Prem Goyal, the alderman of Portsoken ward, voted against the motion, and thus against the interests of many of his constituents who are residents on the City’s Middlesex Street Estate. He also voted against their interests at the previous Court meeting on 9 December 2021 when he supported the proposal that a planning application which would blight many of their lives should not be considered by the Court. With this voting record, his prospects of re-election next year can be accurately assessed as nil.
Jeremy Mayhew, a councillor in Aldersgate ward, voted against the motion. Although there is no social housing in his ward, which mainly consists of part of the Barbican, most of his constituents are residents. Voting against residents’ interests generally (and not supporting the planning petition that was particularly popular with Barbican residents) is not an intuitive approach to being re-elected in two months’ time.
Vivienne Littlechild, a councillor in Cripplegate ward, voted against the motion, and thus against the interests of many of her constituents who are residents on the City’s Golden Lane Estate. She is presumably not intending to stand for re-election.
Mary Durcan, another councillor in Cripplegate ward, voted against the motion, and thus against the interests of her constituents on Golden Lane Estate. It is known that she intends to stand for election in a business ward, so she can safely ignore her present constituents.
David Graves, the alderman of Cripplegate ward, voted for the motion. That was surprising, because when Sue Pearson made the call for City’s Cash to be used for the timely renovation of the City’s housing estates in her website post on 2 September 2021, he opposed it. He went so far as to express distaste for her “campaigning”, which is a normal part of democratic politics. Look at his comments below the post, and how he tried to walk them back after a resident backlash. His own term of office expired in June 2020, but the aldermen extended their terms using the pandemic as an excuse, and have still not announced when the long overdue elections for some of them will be held.

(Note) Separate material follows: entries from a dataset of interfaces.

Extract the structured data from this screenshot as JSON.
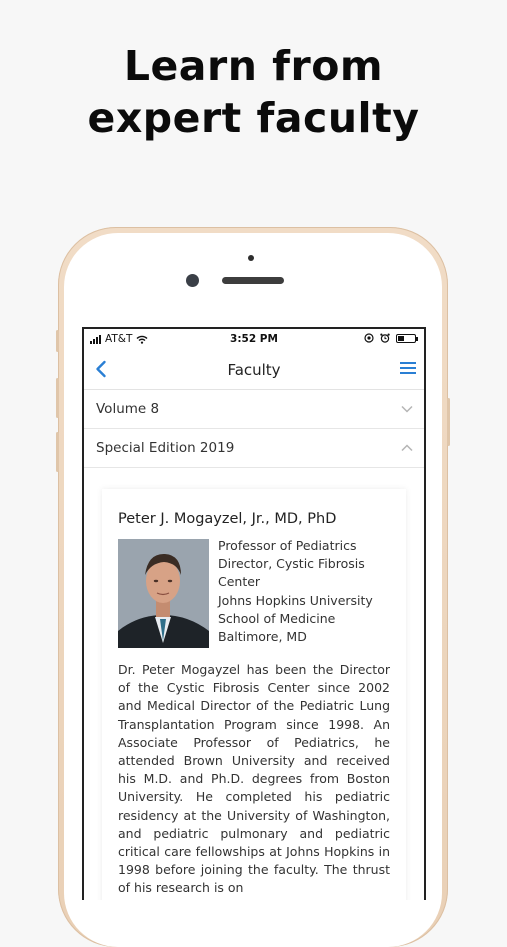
{
  "headline": {
    "line1": "Learn from",
    "line2": "expert faculty"
  },
  "status_bar": {
    "carrier": "AT&T",
    "time": "3:52 PM",
    "battery_level": 0.4
  },
  "nav": {
    "title": "Faculty",
    "back_icon": "chevron-left-icon",
    "menu_icon": "menu-icon"
  },
  "accordion": [
    {
      "label": "Volume 8",
      "expanded": false
    },
    {
      "label": "Special Edition 2019",
      "expanded": true
    }
  ],
  "faculty": {
    "name": "Peter J. Mogayzel, Jr., MD, PhD",
    "affiliation_lines": [
      "Professor of Pediatrics",
      "Director, Cystic Fibrosis",
      "Center",
      "Johns Hopkins University",
      "School of Medicine",
      "Baltimore, MD"
    ],
    "bio": "Dr. Peter Mogayzel has been the Director of the Cystic Fibrosis Center since 2002 and Medical Director of the Pediatric Lung Transplantation Program since 1998. An Associate Professor of Pediatrics, he attended Brown University and received his M.D. and Ph.D. degrees from Boston University. He completed his pediatric residency at the University of Washington, and pediatric pulmonary and pediatric critical care fellowships at Johns Hopkins in 1998 before joining the faculty. The thrust of his research is on"
  },
  "colors": {
    "accent": "#2a7fd4",
    "phone_gold": "#ecd5bd"
  }
}
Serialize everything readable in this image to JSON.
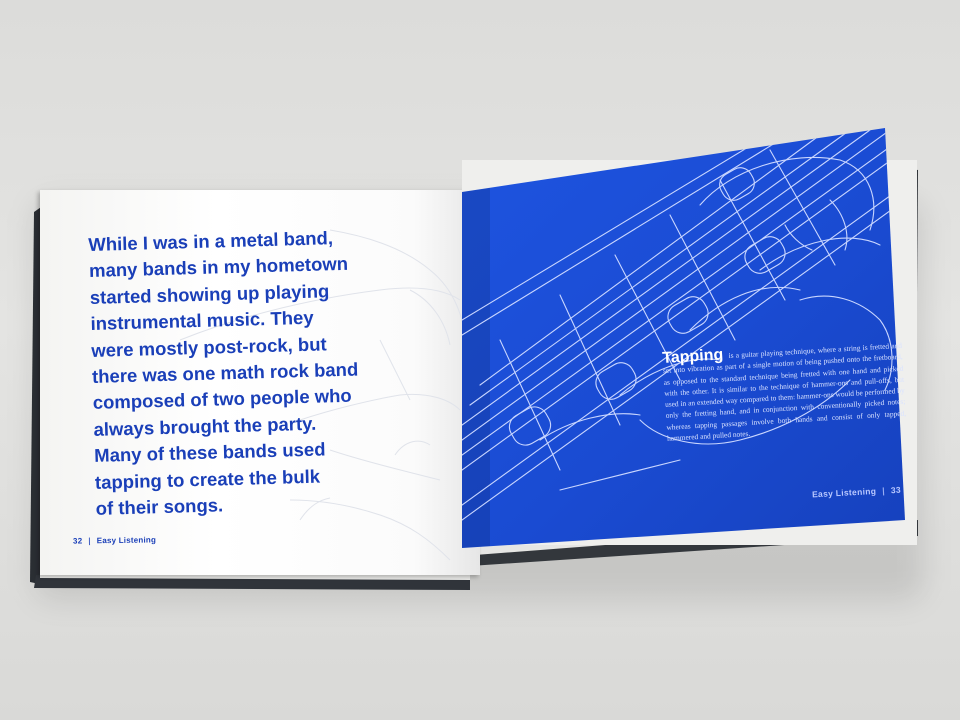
{
  "left_page": {
    "lines": [
      "While I was in a metal band,",
      "many bands in my hometown",
      "started showing up playing",
      "instrumental music. They",
      "were mostly post-rock, but",
      "there was one math rock band",
      "composed of two people who",
      "always brought the party.",
      "Many of these bands used",
      "tapping to create the bulk",
      "of their songs."
    ],
    "folio_number": "32",
    "folio_title": "Easy Listening"
  },
  "right_page": {
    "sidebar_title": "Tapping",
    "sidebar_body": "is a guitar playing technique, where a string is fretted and set into vibration as part of a single motion of being pushed onto the fretboard, as opposed to the standard technique being fretted with one hand and picked with the other. It is similar to the technique of hammer-ons and pull-offs, but used in an extended way compared to them: hammer-ons would be performed by only the fretting hand, and in conjunction with conventionally picked notes; whereas tapping passages involve both hands and consist of only tapped, hammered and pulled notes.",
    "folio_title": "Easy Listening",
    "folio_number": "33"
  },
  "colors": {
    "ink_blue": "#1a3fb8",
    "page_blue": "#1c4fd8",
    "line_art": "#c9d6ff",
    "paper": "#ffffff",
    "table": "#dededc",
    "cover": "#2a2e33"
  }
}
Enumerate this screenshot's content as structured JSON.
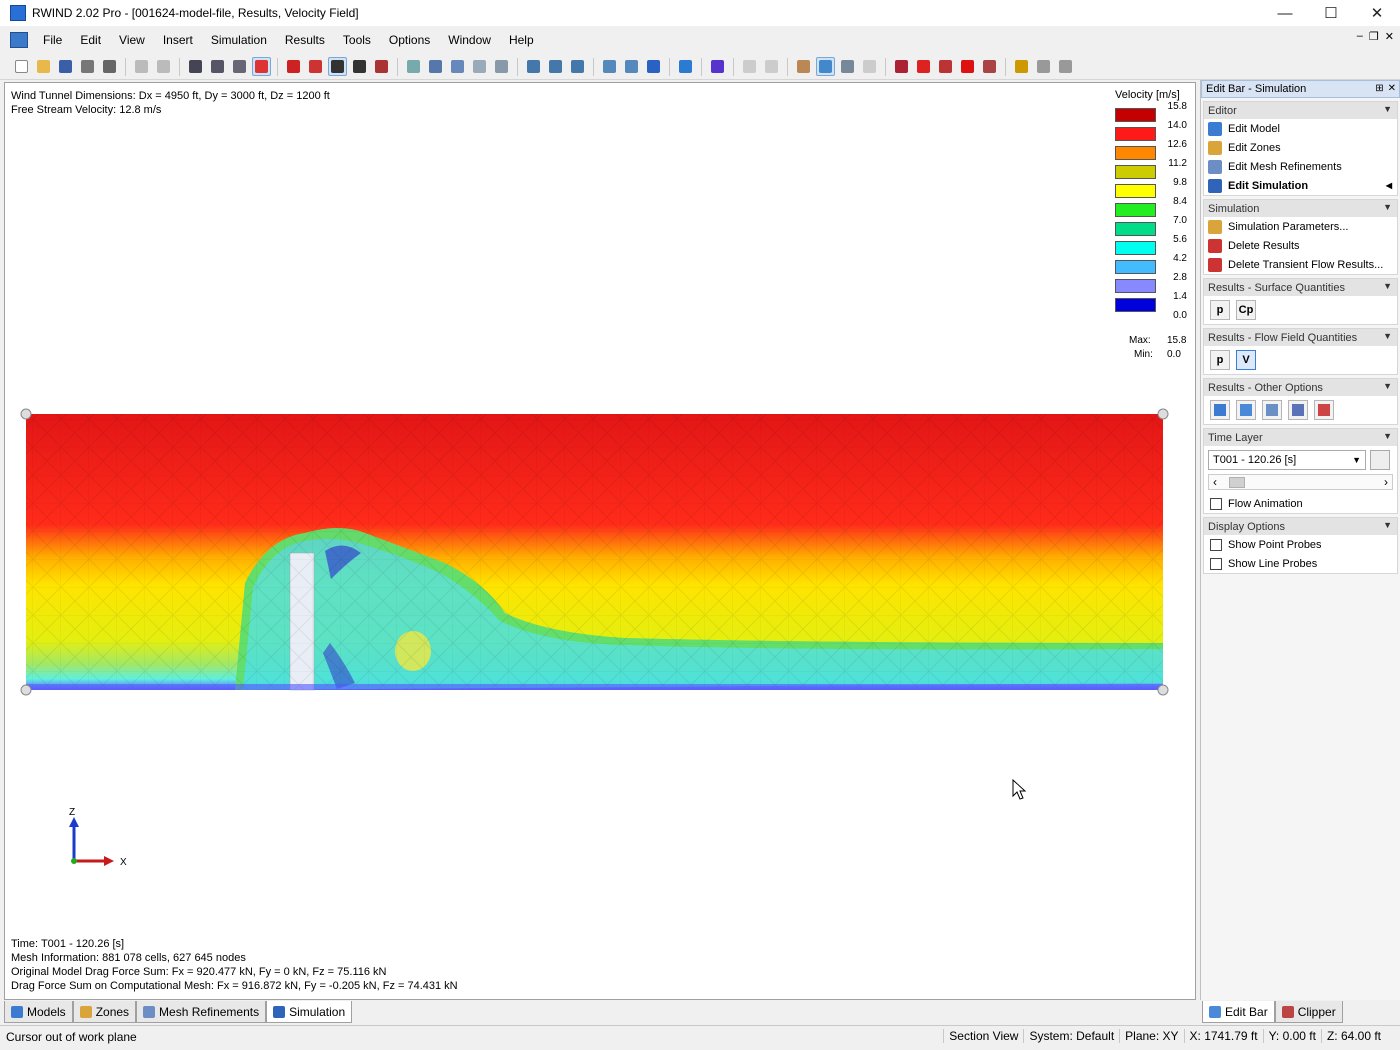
{
  "window": {
    "title": "RWIND 2.02 Pro - [001624-model-file, Results, Velocity Field]",
    "minimize": "—",
    "maximize": "☐",
    "close": "✕"
  },
  "menu": [
    "File",
    "Edit",
    "View",
    "Insert",
    "Simulation",
    "Results",
    "Tools",
    "Options",
    "Window",
    "Help"
  ],
  "viewport": {
    "info_top": [
      "Wind Tunnel Dimensions: Dx = 4950 ft, Dy = 3000 ft, Dz = 1200 ft",
      "Free Stream Velocity: 12.8 m/s"
    ],
    "info_bottom": [
      "Time: T001 - 120.26 [s]",
      "Mesh Information: 881 078 cells, 627 645 nodes",
      "Original Model Drag Force Sum: Fx = 920.477 kN, Fy = 0 kN, Fz = 75.116 kN",
      "Drag Force Sum on Computational Mesh: Fx = 916.872 kN, Fy = -0.205 kN, Fz = 74.431 kN"
    ],
    "axis": {
      "z": "Z",
      "x": "X"
    }
  },
  "legend": {
    "title": "Velocity [m/s]",
    "values": [
      "15.8",
      "14.0",
      "12.6",
      "11.2",
      "9.8",
      "8.4",
      "7.0",
      "5.6",
      "4.2",
      "2.8",
      "1.4",
      "0.0"
    ],
    "colors": [
      "#c40000",
      "#ff1a1a",
      "#ff8800",
      "#cccc00",
      "#ffff00",
      "#22ee22",
      "#00dd88",
      "#00ffee",
      "#44bbff",
      "#8888ff",
      "#0000dd"
    ],
    "max_label": "Max:",
    "max_value": "15.8",
    "min_label": "Min:",
    "min_value": "0.0"
  },
  "bottom_tabs": [
    "Models",
    "Zones",
    "Mesh Refinements",
    "Simulation"
  ],
  "right_tabs": [
    "Edit Bar",
    "Clipper"
  ],
  "status": {
    "message": "Cursor out of work plane",
    "items": [
      "Section View",
      "System: Default",
      "Plane: XY",
      "X: 1741.79 ft",
      "Y: 0.00 ft",
      "Z: 64.00 ft"
    ]
  },
  "panel": {
    "title": "Edit Bar - Simulation",
    "editor": {
      "title": "Editor",
      "items": [
        "Edit Model",
        "Edit Zones",
        "Edit Mesh Refinements",
        "Edit Simulation"
      ]
    },
    "simulation": {
      "title": "Simulation",
      "items": [
        "Simulation Parameters...",
        "Delete Results",
        "Delete Transient Flow Results..."
      ]
    },
    "surface": {
      "title": "Results - Surface Quantities",
      "buttons": [
        "p",
        "Cp"
      ]
    },
    "flow": {
      "title": "Results - Flow Field Quantities",
      "buttons": [
        "p",
        "V"
      ]
    },
    "other": {
      "title": "Results - Other Options"
    },
    "time_layer": {
      "title": "Time Layer",
      "value": "T001 - 120.26 [s]",
      "animation": "Flow Animation"
    },
    "display": {
      "title": "Display Options",
      "items": [
        "Show Point Probes",
        "Show Line Probes"
      ]
    }
  }
}
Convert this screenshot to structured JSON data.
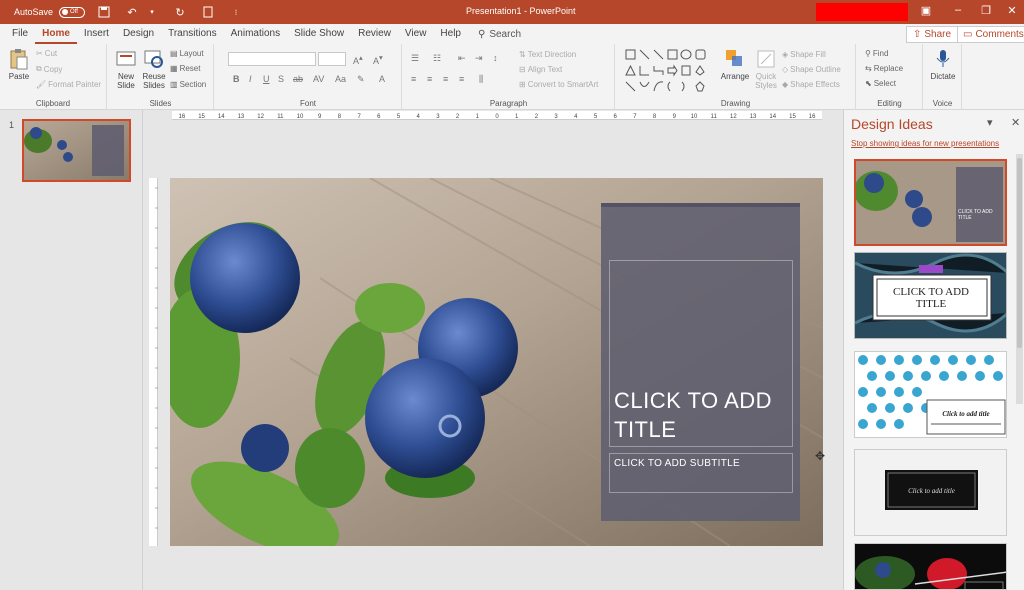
{
  "titlebar": {
    "autosave_label": "AutoSave",
    "autosave_state": "Off",
    "document_title": "Presentation1 - PowerPoint",
    "accent_color": "#b7472a"
  },
  "tabs": [
    "File",
    "Home",
    "Insert",
    "Design",
    "Transitions",
    "Animations",
    "Slide Show",
    "Review",
    "View",
    "Help"
  ],
  "active_tab": "Home",
  "search_label": "Search",
  "share_label": "Share",
  "comments_label": "Comments",
  "ribbon": {
    "clipboard": {
      "label": "Clipboard",
      "paste": "Paste",
      "cut": "Cut",
      "copy": "Copy",
      "format_painter": "Format Painter"
    },
    "slides": {
      "label": "Slides",
      "new_slide": "New Slide",
      "reuse_slides": "Reuse Slides",
      "layout": "Layout",
      "reset": "Reset",
      "section": "Section"
    },
    "font": {
      "label": "Font"
    },
    "paragraph": {
      "label": "Paragraph",
      "text_direction": "Text Direction",
      "align_text": "Align Text",
      "convert_smartart": "Convert to SmartArt"
    },
    "drawing": {
      "label": "Drawing",
      "arrange": "Arrange",
      "quick_styles": "Quick Styles",
      "shape_fill": "Shape Fill",
      "shape_outline": "Shape Outline",
      "shape_effects": "Shape Effects"
    },
    "editing": {
      "label": "Editing",
      "find": "Find",
      "replace": "Replace",
      "select": "Select"
    },
    "voice": {
      "label": "Voice",
      "dictate": "Dictate"
    }
  },
  "thumbnails": {
    "slide_number": "1"
  },
  "ruler_labels": [
    "16",
    "15",
    "14",
    "13",
    "12",
    "11",
    "10",
    "9",
    "8",
    "7",
    "6",
    "5",
    "4",
    "3",
    "2",
    "1",
    "0",
    "1",
    "2",
    "3",
    "4",
    "5",
    "6",
    "7",
    "8",
    "9",
    "10",
    "11",
    "12",
    "13",
    "14",
    "15",
    "16"
  ],
  "slide": {
    "title_placeholder": "CLICK TO ADD TITLE",
    "subtitle_placeholder": "CLICK TO ADD SUBTITLE"
  },
  "design_pane": {
    "title": "Design Ideas",
    "stop_link": "Stop showing ideas for new presentations",
    "ideas": [
      {
        "caption": "CLICK TO ADD TITLE"
      },
      {
        "caption": "CLICK TO ADD TITLE"
      },
      {
        "caption": "Click to add title"
      },
      {
        "caption": "Click to add title"
      }
    ]
  }
}
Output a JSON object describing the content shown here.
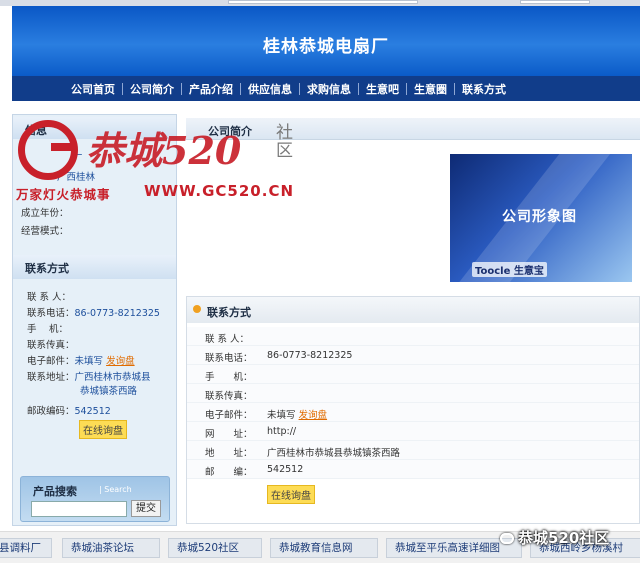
{
  "banner": {
    "company_name": "桂林恭城电扇厂"
  },
  "nav": [
    "公司首页",
    "公司简介",
    "产品介绍",
    "供应信息",
    "求购信息",
    "生意吧",
    "生意圈",
    "联系方式"
  ],
  "sidebar": {
    "info_partial": [
      "信息",
      "厂",
      "西",
      "广西桂林"
    ],
    "founded_label": "成立年份：",
    "model_label": "经营模式：",
    "contact_title": "联系方式",
    "contact_rows": [
      {
        "key": "联 系 人：",
        "value": ""
      },
      {
        "key": "联系电话：",
        "value": "86-0773-8212325"
      },
      {
        "key": "手　 机：",
        "value": ""
      },
      {
        "key": "联系传真：",
        "value": ""
      },
      {
        "key": "电子邮件：",
        "value": "未填写",
        "link": "发询盘"
      },
      {
        "key": "联系地址：",
        "value": "广西桂林市恭城县",
        "value2": "恭城镇茶西路"
      },
      {
        "key": "邮政编码：",
        "value": "542512"
      }
    ],
    "inquiry_button": "在线询盘",
    "search_title": "产品搜索",
    "search_sub": "| Search",
    "search_button": "提交"
  },
  "main": {
    "intro_title": "公司简介",
    "promo_text": "公司形象图",
    "promo_logo": "Toocle 生意宝",
    "contact_title": "联系方式",
    "contact_rows": [
      {
        "key": "联 系 人：",
        "value": ""
      },
      {
        "key": "联系电话：",
        "value": "86-0773-8212325"
      },
      {
        "key": "手　　机：",
        "value": ""
      },
      {
        "key": "联系传真：",
        "value": ""
      },
      {
        "key": "电子邮件：",
        "value": "未填写",
        "link": "发询盘"
      },
      {
        "key": "网　　址：",
        "value": "http://"
      },
      {
        "key": "地　　址：",
        "value": "广西桂林市恭城县恭城镇茶西路"
      },
      {
        "key": "邮　　编：",
        "value": "542512"
      }
    ],
    "inquiry_button": "在线询盘"
  },
  "watermark": {
    "brand": "恭城520",
    "she": "社",
    "qu": "区",
    "slogan": "万家灯火恭城事",
    "url": "WWW.GC520.CN"
  },
  "bottom_tabs": [
    "县调料厂",
    "恭城油茶论坛",
    "恭城520社区",
    "恭城教育信息网",
    "恭城至平乐高速详细图",
    "恭城西岭乡杨溪村"
  ],
  "wechat_label": "恭城520社区"
}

The header shows flooding on the Golden Lane Estate podium. It was posted on the Golden Lane At Risk website with the comment: “This small lake below appears every time there is rain and often remains for days at a time, ensuring the podium over the garages and underground access road below is soaked through.” This was after the post noted: “Water rots concrete. Much of Golden Lane Estate is made of reinforced concrete – there is brick infill but a lot of structural concrete framing to both the flats and the podium over garages. Keeping water out of concrete is essential if the steel reinforcing rods are not to rust inside. If they do, they expand as they rust they cause cracks. Once there are cracks more water gets into them and the rust and cracking cycle rapidly accelerates, leading eventually to structural failure. The architects knew this and provided extensive drainage., ensuring the water ran off the concrete into gullies and drains. However the Loss Assessors find that the City of London officers charged with looking after the estate do not understand their buildings.There is water in many places at many times – large ponds of it, often for days or even weeks after rain.” Read the full post here.